(d) A curved imitation security thread with printing of "BANK INDONESIA 100000".
(e) Micro-printing of "100000" in line below "BANK INDONESIA" on front of note.
(f) Shadow image as viewed from front and back of Coat of Arms of Indonesia to left of clear and coloured windows on front of note.
(g) Serial numbers at the bottom left fluoresce (not the right one). Their appears to be dual colours creating a blurred effect, 100000 in a solid block also fluoresces with the denominations off center. These features are on the back; there is no fluorescence on the front.

Specifications
Catalogue No:SCWPM P140.
Precise Date of Issue:1st November 1999. Note is dated 1999.
Numbers Issued:500,000,000.
Prefix Range:Not available.
Signature:Governor of Bank - Dr. Syahril Sabirin.
Deputy Governor - Iwan R. Prawiranata.
Colour:Orange, green , cream, blue and light pink.
Languages:Bahasa Indonesia and English.
Dimensions:151 x 65 mm.
Printer:Note Printing Australia ( NPA) and Note Printing Works of the Bank of Thailand (TBPW)
Specimens:AAA 000000 specimens exist. AMP 000000 also sighted.
Whilst it is thought that official specimens will carry "SPECIMEN" and "TIDAK BERLAKU" (meaning "no value"), none have been sighted.
Replacements:None sighted. Presumed not to exist. NPA discourages use.
Country Ranking:Indonesia is the 6th country to issue a NPA based polymer note.

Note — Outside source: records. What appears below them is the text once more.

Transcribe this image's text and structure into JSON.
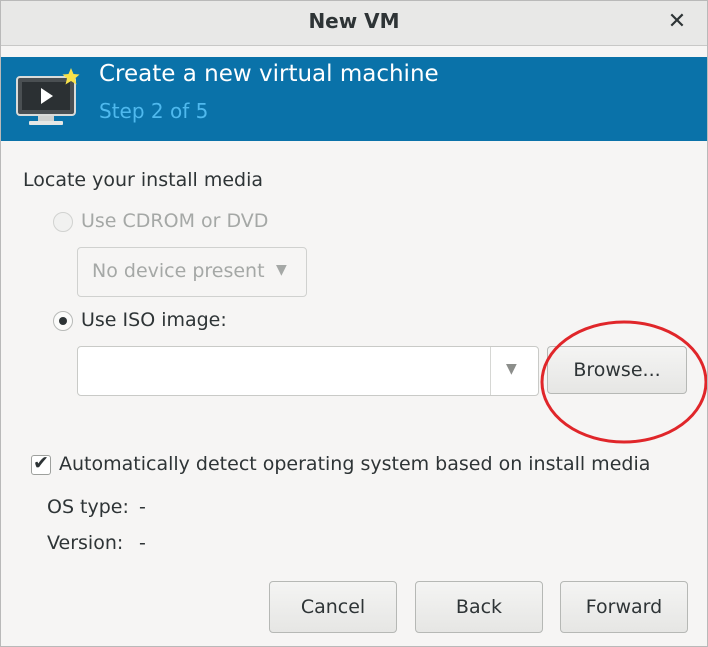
{
  "window": {
    "title": "New VM"
  },
  "banner": {
    "heading": "Create a new virtual machine",
    "step": "Step 2 of 5"
  },
  "section": {
    "label": "Locate your install media"
  },
  "cdrom": {
    "label": "Use CDROM or DVD",
    "selected": false,
    "enabled": false,
    "device_value": "No device present"
  },
  "iso": {
    "label": "Use ISO image:",
    "selected": true,
    "path_value": "",
    "browse_label": "Browse..."
  },
  "autodetect": {
    "label": "Automatically detect operating system based on install media",
    "checked": true
  },
  "os_info": {
    "os_type_label": "OS type:",
    "os_type_value": "-",
    "version_label": "Version:",
    "version_value": "-"
  },
  "buttons": {
    "cancel": "Cancel",
    "back": "Back",
    "forward": "Forward"
  },
  "colors": {
    "banner": "#0a72a9",
    "step_text": "#4fb9ee",
    "annotation_circle": "#e0262a"
  }
}
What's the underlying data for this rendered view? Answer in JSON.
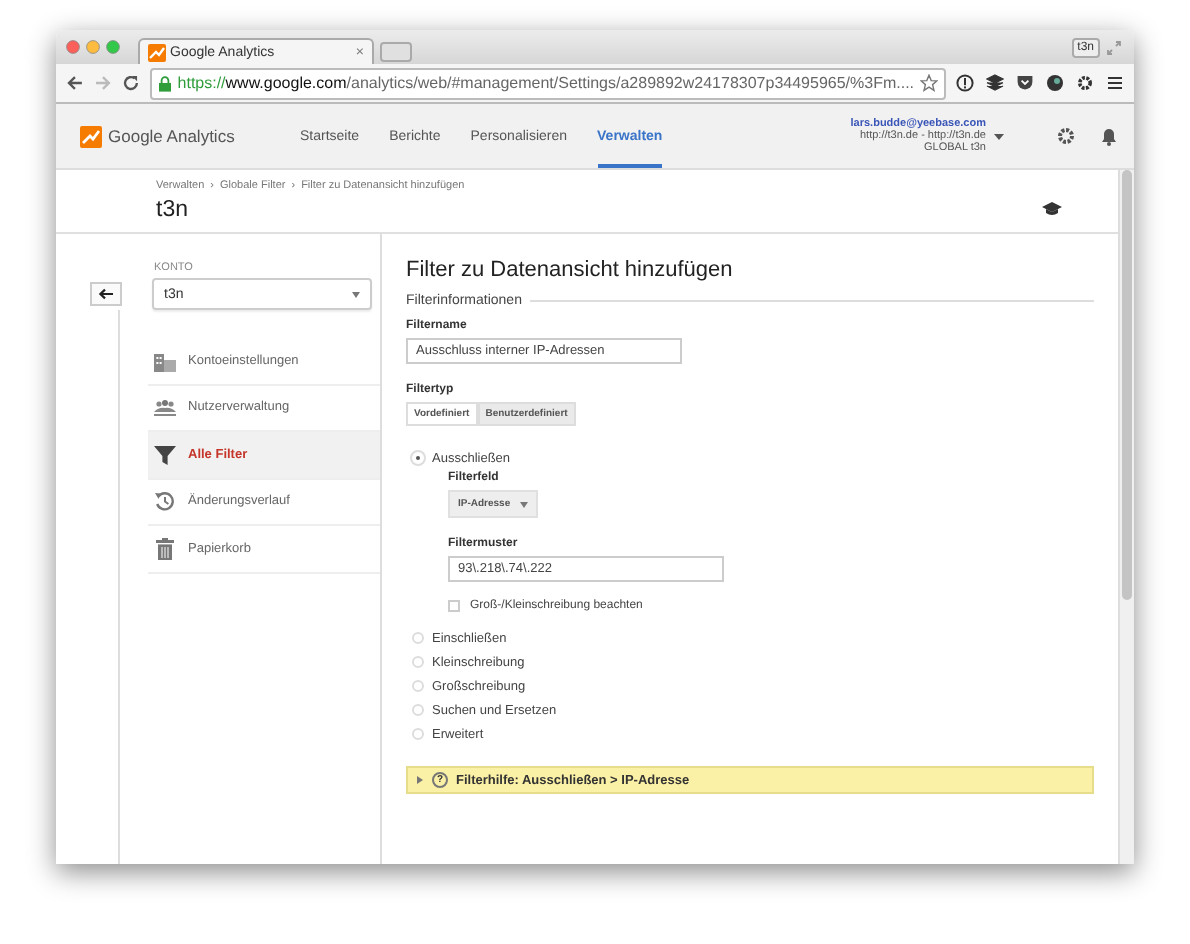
{
  "browser": {
    "tab_title": "Google Analytics",
    "tab_close": "×",
    "profile": "t3n",
    "url_scheme": "https://",
    "url_host": "www.google.com",
    "url_path": "/analytics/web/#management/Settings/a289892w24178307p34495965/%3Fm...."
  },
  "header": {
    "brand": "Google Analytics",
    "nav": [
      {
        "label": "Startseite",
        "selected": false
      },
      {
        "label": "Berichte",
        "selected": false
      },
      {
        "label": "Personalisieren",
        "selected": false
      },
      {
        "label": "Verwalten",
        "selected": true
      }
    ],
    "account": {
      "email": "lars.budde@yeebase.com",
      "sites": "http://t3n.de - http://t3n.de",
      "view": "GLOBAL t3n"
    }
  },
  "page": {
    "breadcrumbs": [
      "Verwalten",
      "Globale Filter",
      "Filter zu Datenansicht hinzufügen"
    ],
    "separator": "›",
    "title": "t3n"
  },
  "sidebar": {
    "account_label": "KONTO",
    "account_value": "t3n",
    "items": [
      {
        "label": "Kontoeinstellungen",
        "kind": "building",
        "selected": false
      },
      {
        "label": "Nutzerverwaltung",
        "kind": "people",
        "selected": false
      },
      {
        "label": "Alle Filter",
        "kind": "filter",
        "selected": true
      },
      {
        "label": "Änderungsverlauf",
        "kind": "history",
        "selected": false
      },
      {
        "label": "Papierkorb",
        "kind": "trash",
        "selected": false
      }
    ]
  },
  "form": {
    "title": "Filter zu Datenansicht hinzufügen",
    "section": "Filterinformationen",
    "filter_name_label": "Filtername",
    "filter_name_value": "Ausschluss interner IP-Adressen",
    "filter_type_label": "Filtertyp",
    "type_tabs": [
      {
        "label": "Vordefiniert",
        "selected": false
      },
      {
        "label": "Benutzerdefiniert",
        "selected": true
      }
    ],
    "options": [
      {
        "label": "Ausschließen",
        "selected": true
      },
      {
        "label": "Einschließen",
        "selected": false
      },
      {
        "label": "Kleinschreibung",
        "selected": false
      },
      {
        "label": "Großschreibung",
        "selected": false
      },
      {
        "label": "Suchen und Ersetzen",
        "selected": false
      },
      {
        "label": "Erweitert",
        "selected": false
      }
    ],
    "filter_field_label": "Filterfeld",
    "filter_field_value": "IP-Adresse",
    "pattern_label": "Filtermuster",
    "pattern_value": "93\\.218\\.74\\.222",
    "case_checkbox": {
      "label": "Groß-/Kleinschreibung beachten",
      "checked": false
    },
    "help": {
      "mark": "?",
      "label": "Filterhilfe: Ausschließen > IP-Adresse",
      "expanded": false
    }
  }
}
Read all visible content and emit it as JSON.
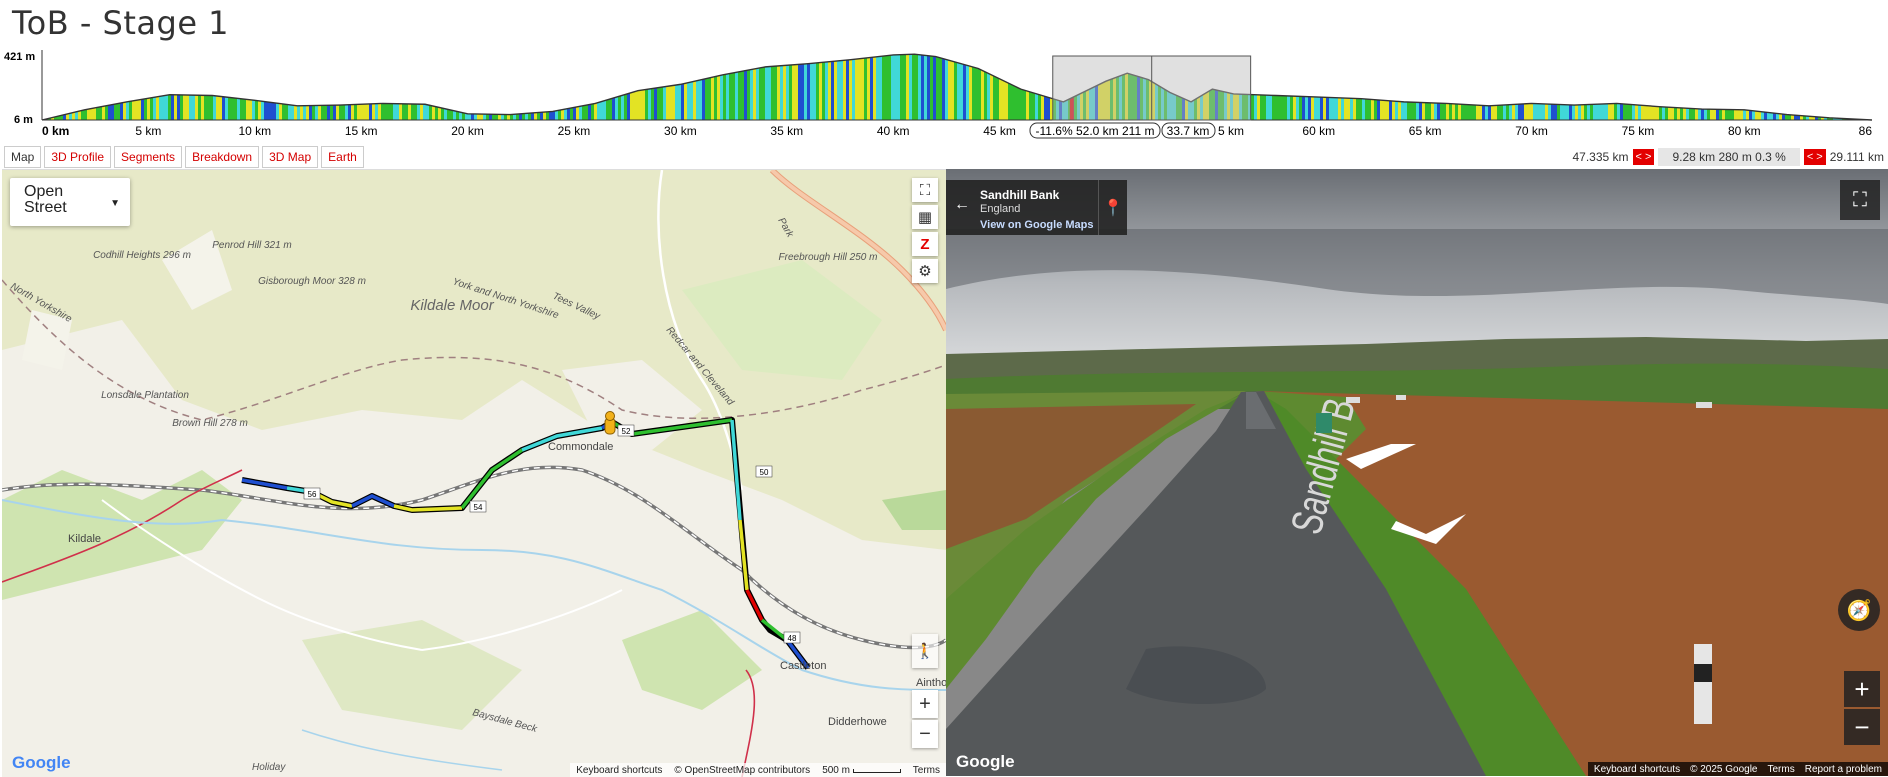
{
  "title": "ToB - Stage 1",
  "profile": {
    "ymax_label": "421 m",
    "ymin_label": "6 m",
    "x_ticks": [
      "0 km",
      "5 km",
      "10 km",
      "15 km",
      "20 km",
      "25 km",
      "30 km",
      "35 km",
      "40 km",
      "45 km",
      "",
      "",
      "60 km",
      "65 km",
      "70 km",
      "75 km",
      "80 km",
      "86"
    ],
    "x_ticks_partial": [
      "5 km"
    ],
    "selection_label": "-11.6% 52.0 km 211 m",
    "cursor_label": "33.7 km"
  },
  "chart_data": {
    "type": "area",
    "title": "",
    "xlabel": "",
    "ylabel": "",
    "xlim": [
      0,
      86
    ],
    "ylim": [
      6,
      421
    ],
    "x": [
      0,
      2,
      4,
      6,
      8,
      10,
      12,
      14,
      16,
      18,
      20,
      22,
      24,
      26,
      28,
      30,
      32,
      34,
      36,
      38,
      40,
      41,
      42,
      44,
      46,
      48,
      50,
      51,
      52,
      53,
      54,
      55,
      56,
      58,
      60,
      62,
      64,
      66,
      68,
      70,
      72,
      74,
      76,
      78,
      80,
      82,
      84,
      86
    ],
    "series": [
      {
        "values": [
          6,
          70,
          120,
          165,
          160,
          130,
          95,
          100,
          110,
          105,
          45,
          40,
          60,
          110,
          190,
          230,
          290,
          340,
          360,
          385,
          415,
          420,
          405,
          330,
          200,
          120,
          250,
          300,
          260,
          180,
          120,
          200,
          170,
          160,
          150,
          140,
          120,
          110,
          95,
          110,
          100,
          110,
          90,
          75,
          70,
          40,
          20,
          6
        ]
      }
    ],
    "selection_km": [
      47.5,
      56.8
    ]
  },
  "tabs": [
    {
      "label": "Map"
    },
    {
      "label": "3D Profile"
    },
    {
      "label": "Segments"
    },
    {
      "label": "Breakdown"
    },
    {
      "label": "3D Map"
    },
    {
      "label": "Earth"
    }
  ],
  "stats": {
    "left": "47.335 km",
    "arrows": "< >",
    "middle": "9.28 km 280 m 0.3 %",
    "right": "29.111 km"
  },
  "map": {
    "layer_select": "Open Street",
    "labels": {
      "codhill": "Codhill Heights 296 m",
      "penrod": "Penrod Hill 321 m",
      "gisborough": "Gisborough Moor 328 m",
      "kildale_moor": "Kildale Moor",
      "freebrough": "Freebrough Hill 250 m",
      "lonsdale": "Lonsdale Plantation",
      "brown_hill": "Brown Hill 278 m",
      "kildale": "Kildale",
      "commondale": "Commondale",
      "castleton": "Castleton",
      "ainthorpe": "Ainthorpe",
      "danby": "Didderhowe",
      "north_yorkshire": "North Yorkshire",
      "york_ny": "York and North Yorkshire",
      "tees_valley": "Tees Valley",
      "redcar": "Redcar and Cleveland",
      "baysdale": "Baysdale Beck",
      "holiday": "Holiday",
      "park": "Park"
    },
    "markers": [
      "56",
      "54",
      "52",
      "50",
      "48"
    ],
    "footer": {
      "shortcuts": "Keyboard shortcuts",
      "attribution": "© OpenStreetMap contributors",
      "scale": "500 m",
      "terms": "Terms"
    },
    "logo": "Google"
  },
  "streetview": {
    "place": "Sandhill Bank",
    "region": "England",
    "link": "View on Google Maps",
    "road_text": "Sandhill B",
    "footer": {
      "shortcuts": "Keyboard shortcuts",
      "copyright": "© 2025 Google",
      "terms": "Terms",
      "report": "Report a problem"
    },
    "logo": "Google"
  },
  "colors": {
    "tab_red": "#d40000",
    "route_outline": "#000000",
    "grad_green": "#2fbf2f",
    "grad_yellow": "#e3e324",
    "grad_cyan": "#40d8d8",
    "grad_blue": "#1f4fd0",
    "grad_red": "#e00000"
  }
}
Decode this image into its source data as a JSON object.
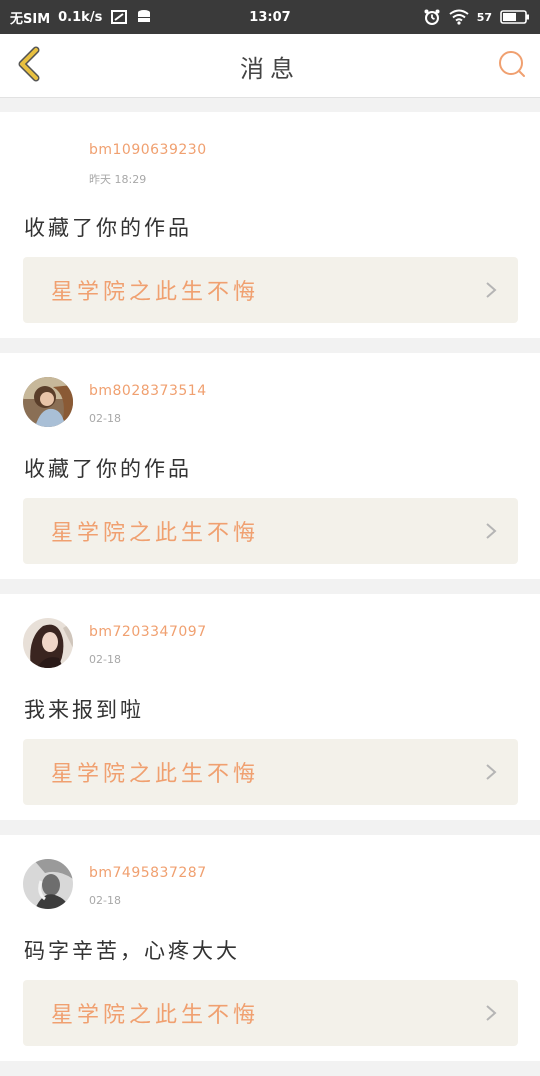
{
  "status_bar": {
    "carrier": "无SIM",
    "speed": "0.1k/s",
    "time": "13:07",
    "battery": "57"
  },
  "header": {
    "title": "消息"
  },
  "colors": {
    "accent": "#f0a070",
    "back_icon": "#e8c040",
    "card_bg": "#ffffff",
    "work_bg": "#f3f1ea"
  },
  "messages": [
    {
      "username": "bm1090639230",
      "time": "昨天 18:29",
      "action": "收藏了你的作品",
      "work_title": "星学院之此生不悔",
      "avatar": "none"
    },
    {
      "username": "bm8028373514",
      "time": "02-18",
      "action": "收藏了你的作品",
      "work_title": "星学院之此生不悔",
      "avatar": "girl-photo"
    },
    {
      "username": "bm7203347097",
      "time": "02-18",
      "action": "我来报到啦",
      "work_title": "星学院之此生不悔",
      "avatar": "woman-photo"
    },
    {
      "username": "bm7495837287",
      "time": "02-18",
      "action": "码字辛苦，心疼大大",
      "work_title": "星学院之此生不悔",
      "avatar": "bw-photo"
    }
  ]
}
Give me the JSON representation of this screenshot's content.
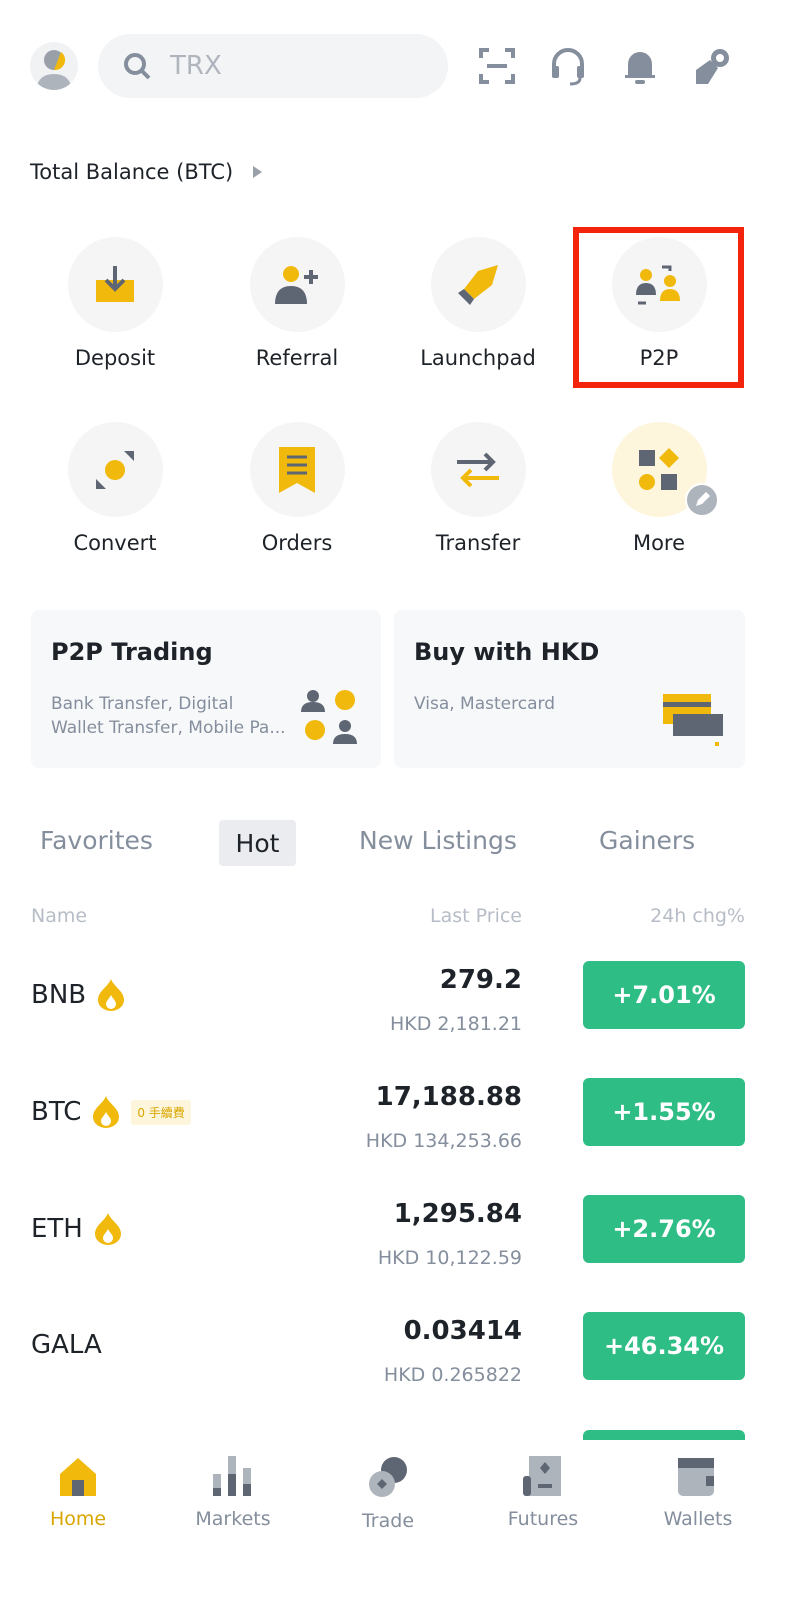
{
  "header": {
    "search_placeholder": "TRX",
    "icons": [
      "avatar",
      "search-icon",
      "scan-icon",
      "headset-icon",
      "bell-icon",
      "gift-icon"
    ]
  },
  "balance": {
    "label": "Total Balance (BTC)"
  },
  "quick_actions": [
    {
      "label": "Deposit",
      "icon": "deposit-icon"
    },
    {
      "label": "Referral",
      "icon": "referral-icon"
    },
    {
      "label": "Launchpad",
      "icon": "rocket-icon"
    },
    {
      "label": "P2P",
      "icon": "p2p-icon",
      "highlighted": true
    },
    {
      "label": "Convert",
      "icon": "convert-icon"
    },
    {
      "label": "Orders",
      "icon": "orders-icon"
    },
    {
      "label": "Transfer",
      "icon": "transfer-icon"
    },
    {
      "label": "More",
      "icon": "more-icon"
    }
  ],
  "cards": [
    {
      "title": "P2P Trading",
      "sub1": "Bank Transfer, Digital",
      "sub2": "Wallet Transfer, Mobile Pa..."
    },
    {
      "title": "Buy with HKD",
      "sub1": "Visa, Mastercard"
    }
  ],
  "tabs": {
    "items": [
      "Favorites",
      "Hot",
      "New Listings",
      "Gainers"
    ],
    "active": "Hot"
  },
  "columns": {
    "name": "Name",
    "price": "Last Price",
    "change": "24h chg%"
  },
  "rows": [
    {
      "symbol": "BNB",
      "price": "279.2",
      "hkd": "HKD 2,181.21",
      "change": "+7.01%"
    },
    {
      "symbol": "BTC",
      "badge": "0 手續費",
      "price": "17,188.88",
      "hkd": "HKD 134,253.66",
      "change": "+1.55%"
    },
    {
      "symbol": "ETH",
      "price": "1,295.84",
      "hkd": "HKD 10,122.59",
      "change": "+2.76%"
    },
    {
      "symbol": "GALA",
      "price": "0.03414",
      "hkd": "HKD 0.265822",
      "change": "+46.34%"
    }
  ],
  "nav": {
    "items": [
      "Home",
      "Markets",
      "Trade",
      "Futures",
      "Wallets"
    ],
    "active": "Home"
  },
  "colors": {
    "accent": "#f0b90b",
    "up": "#2ebd85",
    "highlight": "#f3240b"
  }
}
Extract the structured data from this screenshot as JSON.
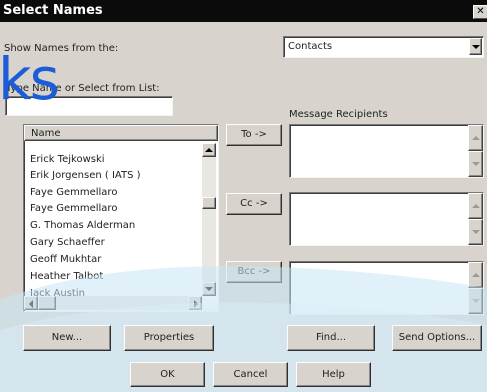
{
  "dialog": {
    "title": "Select Names",
    "close_glyph": "✕"
  },
  "show_names": {
    "label": "Show Names from the:",
    "selected": "Contacts"
  },
  "search": {
    "label": "Type Name or Select from List:",
    "value": ""
  },
  "watermark_text": "ks",
  "names_list": {
    "header": "Name",
    "items": [
      "Erick Tejkowski",
      "Erik Jorgensen ( IATS )",
      "Faye Gemmellaro",
      "Faye Gemmellaro",
      "G. Thomas Alderman",
      "Gary Schaeffer",
      "Geoff Mukhtar",
      "Heather Talbot",
      "Jack Austin"
    ]
  },
  "recipients": {
    "label": "Message Recipients",
    "to_button": "To ->",
    "cc_button": "Cc ->",
    "bcc_button": "Bcc ->"
  },
  "bottom_buttons": {
    "new": "New...",
    "properties": "Properties",
    "find": "Find...",
    "send_options": "Send Options...",
    "ok": "OK",
    "cancel": "Cancel",
    "help": "Help"
  },
  "colors": {
    "dialog_bg": "#d8d4cd",
    "titlebar": "#0b0b0b",
    "watermark": "#1b5cd8",
    "wave_overlay": "#c9e6f5"
  },
  "icons": {
    "dropdown": "chevron-down-icon",
    "scroll_up": "arrow-up-icon",
    "scroll_down": "arrow-down-icon",
    "scroll_left": "arrow-left-icon",
    "scroll_right": "arrow-right-icon",
    "close": "close-icon"
  }
}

Printing Method:Intaglio.
Sheet size:Not available ( production process only).
Product:None known.